RECORDS PROVIDED section start
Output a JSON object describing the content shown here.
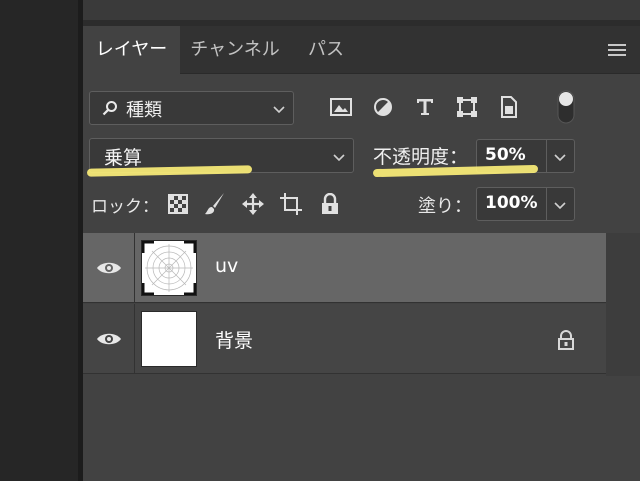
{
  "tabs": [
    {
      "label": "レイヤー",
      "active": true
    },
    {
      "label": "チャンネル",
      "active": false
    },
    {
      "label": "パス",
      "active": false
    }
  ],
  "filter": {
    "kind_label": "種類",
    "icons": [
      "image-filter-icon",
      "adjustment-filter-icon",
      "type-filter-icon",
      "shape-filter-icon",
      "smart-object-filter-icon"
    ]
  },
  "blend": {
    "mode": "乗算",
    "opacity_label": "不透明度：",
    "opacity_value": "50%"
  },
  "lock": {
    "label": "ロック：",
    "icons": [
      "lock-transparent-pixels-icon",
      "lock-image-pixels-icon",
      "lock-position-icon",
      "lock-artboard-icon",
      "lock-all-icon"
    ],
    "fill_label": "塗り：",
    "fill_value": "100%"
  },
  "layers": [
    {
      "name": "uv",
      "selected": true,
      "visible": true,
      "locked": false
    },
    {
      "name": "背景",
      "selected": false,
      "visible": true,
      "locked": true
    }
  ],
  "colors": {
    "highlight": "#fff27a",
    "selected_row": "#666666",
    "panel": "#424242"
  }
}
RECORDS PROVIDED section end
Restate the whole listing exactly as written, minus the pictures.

EXPECTED OUTPUT:
Output a JSON object describing the content shown here.
{
  "tabs": [
    {
      "label": "レイヤー",
      "active": true
    },
    {
      "label": "チャンネル",
      "active": false
    },
    {
      "label": "パス",
      "active": false
    }
  ],
  "filter": {
    "kind_label": "種類",
    "icons": [
      "image-filter-icon",
      "adjustment-filter-icon",
      "type-filter-icon",
      "shape-filter-icon",
      "smart-object-filter-icon"
    ]
  },
  "blend": {
    "mode": "乗算",
    "opacity_label": "不透明度：",
    "opacity_value": "50%"
  },
  "lock": {
    "label": "ロック：",
    "icons": [
      "lock-transparent-pixels-icon",
      "lock-image-pixels-icon",
      "lock-position-icon",
      "lock-artboard-icon",
      "lock-all-icon"
    ],
    "fill_label": "塗り：",
    "fill_value": "100%"
  },
  "layers": [
    {
      "name": "uv",
      "selected": true,
      "visible": true,
      "locked": false
    },
    {
      "name": "背景",
      "selected": false,
      "visible": true,
      "locked": true
    }
  ],
  "colors": {
    "highlight": "#fff27a",
    "selected_row": "#666666",
    "panel": "#424242"
  }
}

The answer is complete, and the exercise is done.